Denver Broncos linebacker Von Miller and Chicago Bears quarterback Nick Foles were among the current and former NFL players whose investment money was used to fund controversial high-interest loans targeting low-income people in Texas prior to an October bankruptcy case.
ESPN's Mike Fish reported Friday the players worked with financial investor Joseph "Joey" Feste, who created the Storehouse Lending LLC to fund the loans for partner company KJC Auto Title Loan, which court documents showed indirectly received at least $6 million from NFL players via Feste.
Other players linked to Feste's dealings were Mark Brunell, Derrick Brooks, Jamaal Charles, Matt Flynn, Shane Vereen, Marques Tuiasosopo, Justin Forsett, Sean Weatherspoon, Renaldo Wynn and Damian Williams.
While most players or their representatives declined comment for the ESPN story, Flynn told Fish that Feste did a "great job'' as his financial advisor, though he denied knowledge of how his money was used.
"Yeah, again, I don't really know enough about it," Flynn said. "When you're playing, you don't take a deep dive into everything where your money is at. But you understand everything from a pretty decent perspective."

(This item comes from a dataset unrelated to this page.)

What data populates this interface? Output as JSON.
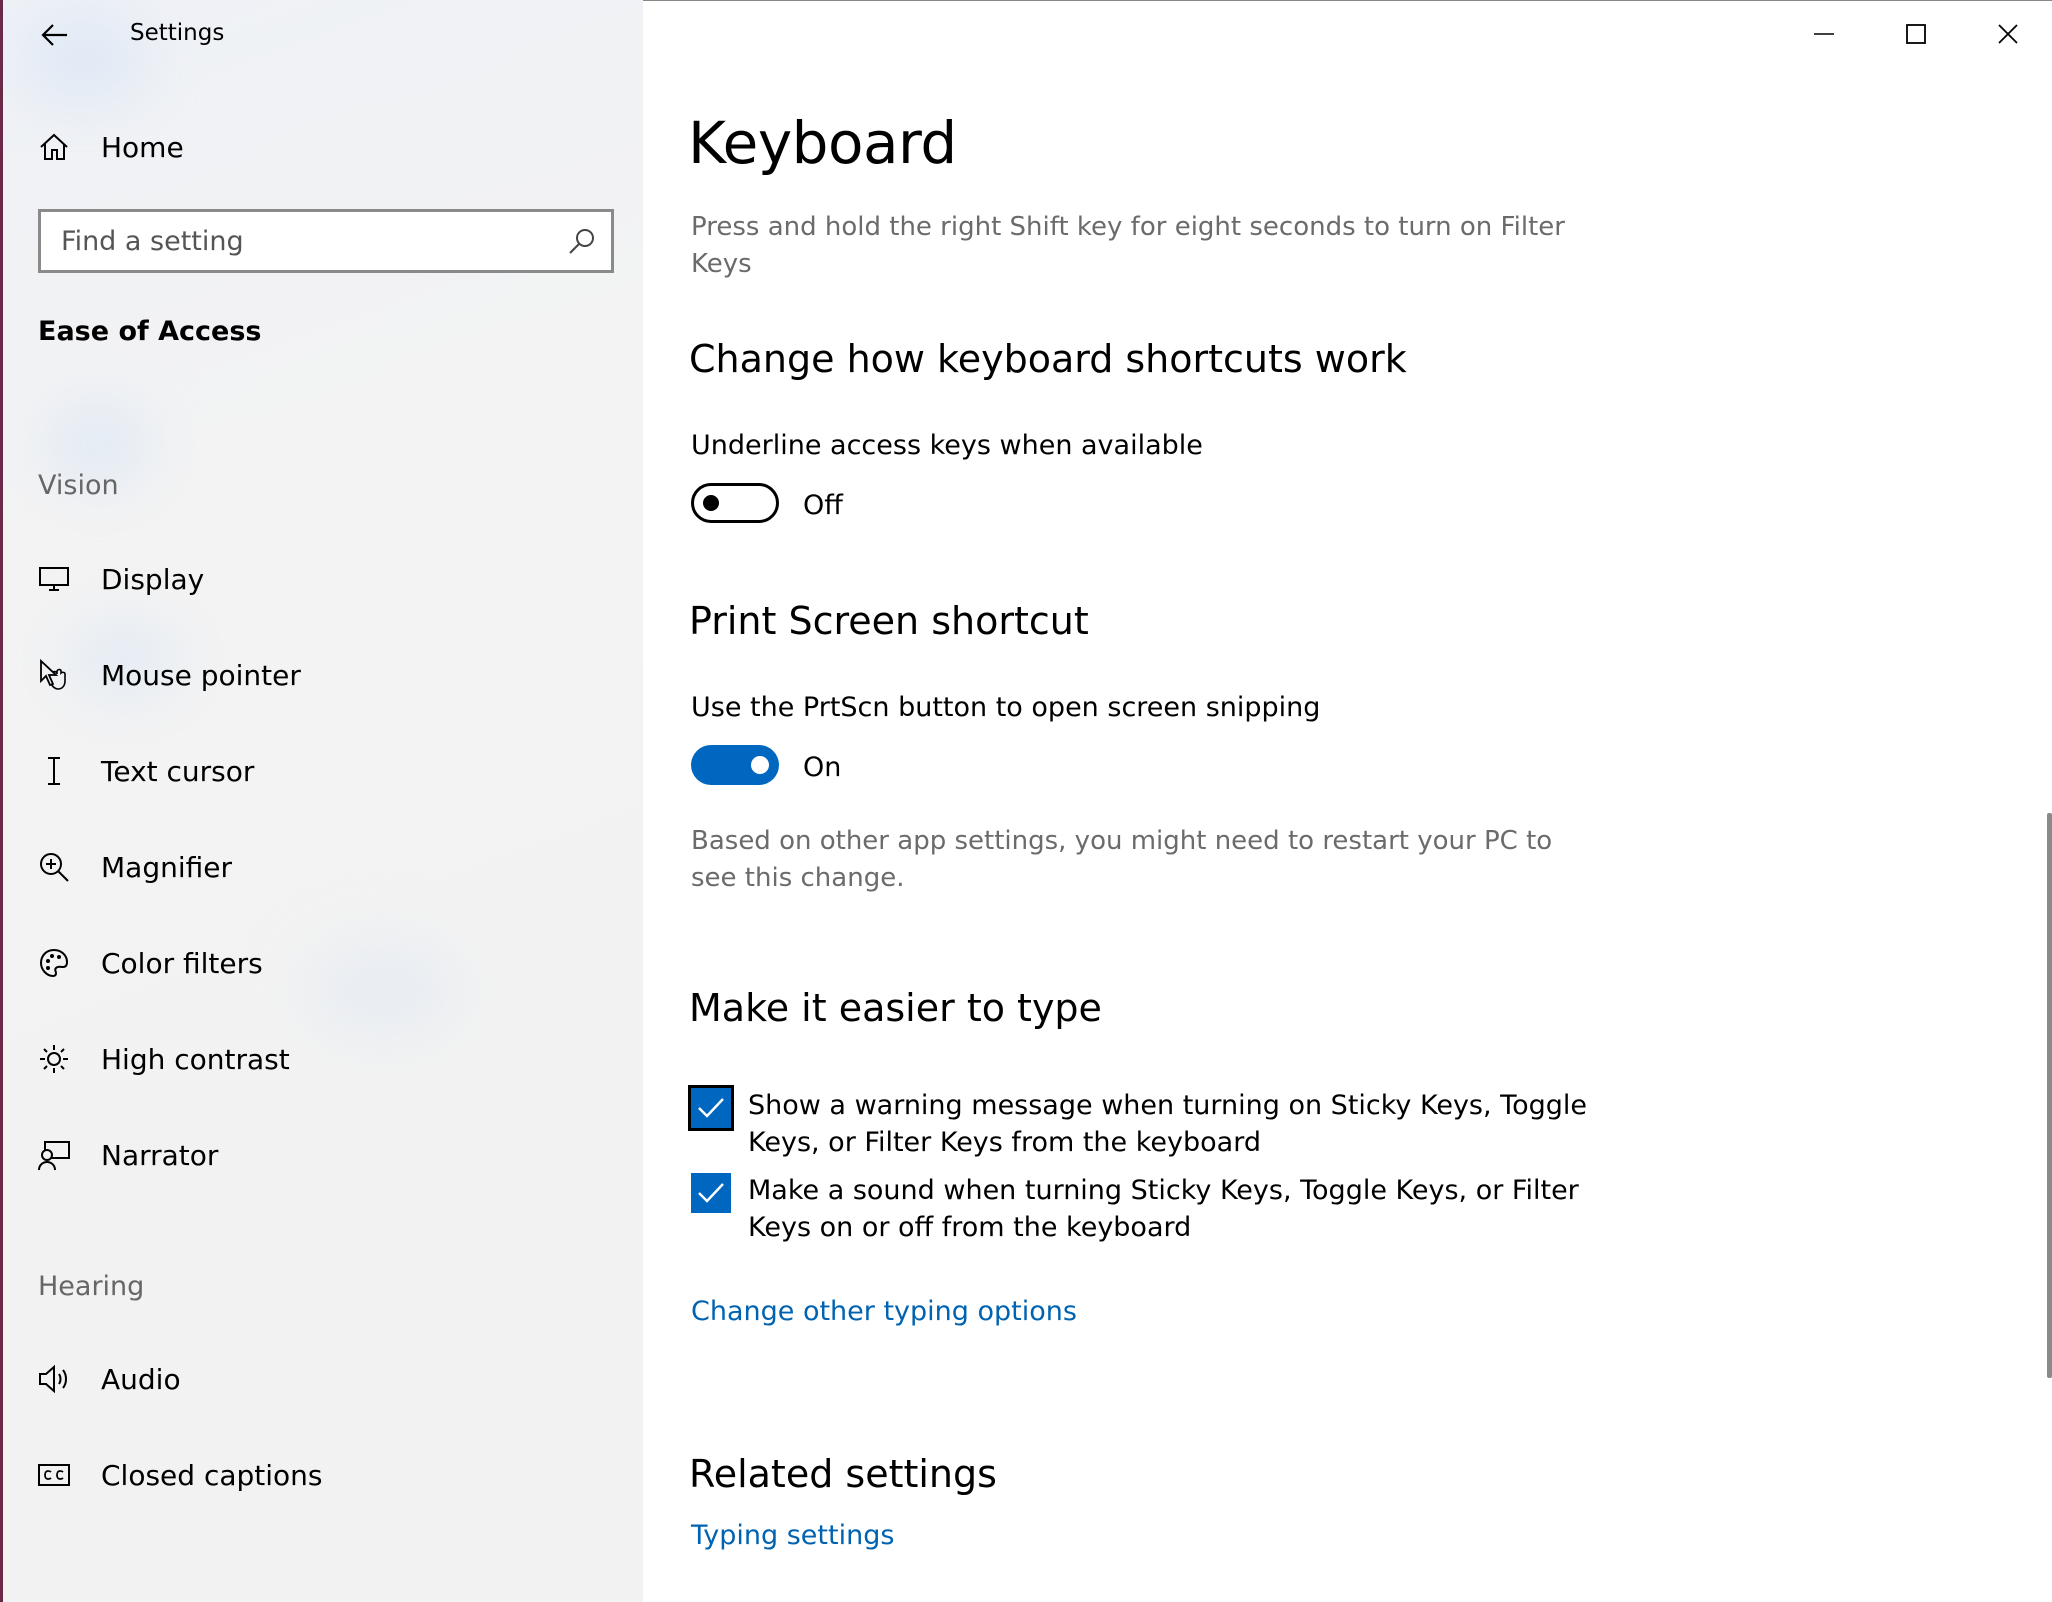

Feste's attorney, Andrew Kim, described the information as old news and said his client was cleared of any criminal activity. Nobody linked to the loans, which are legal in Texas, has been charged with a crime.
"My client's reaction is that this is an old story about an old investment that has been vetted by several regulatory entities charged with the responsibility of doing so,'' Kim told Fish. "It was completely cleared of any problems. It was a totally legal business.''
Feste had his registration with the NFL Players Association revoked in May 2017 in part for not disclosing a civil lawsuit he'd filed for his LLC against KJC Auto.
Although that eliminated a direct link between himself and the NFLPA, it didn't prevent him from acting as a financial advisor for players through KM Capital Management, as he's continued to do for the Kansas City Chiefs' Patrick Mahomes, Miami Dolphins' Tua Tagovailoa and others, according to ESPN.
"Joey is one of the financial planners some of our guys use," NFL agent Leigh Steinberg, who represents Mahomes and Tagovailoa, said. "I don't know much about the specifics."
Financial documents show players and other clients of Feste typically received between a 9 and 20 percent return on their investment from money used to fund the KJC Auto loans. However, the loan borrowers, who lacked access to traditional banking resources, were charged large fees and interest up to 300 percent. One borrower cited by Fish was required to pay back over three times the amount of her loan of just over $1,000 as a result of fees and interest.
"It was, in my mind, criminal because the ones who were taking out the loans were generally poor people who could least afford to repay, and who were not necessarily financially savvy," KJC Auto bankruptcy trustee Marilyn Garner told Fish. "And the problem is, it is not illegal.''
Feste continues to serve as the president and chief compliance officer at KM Capital.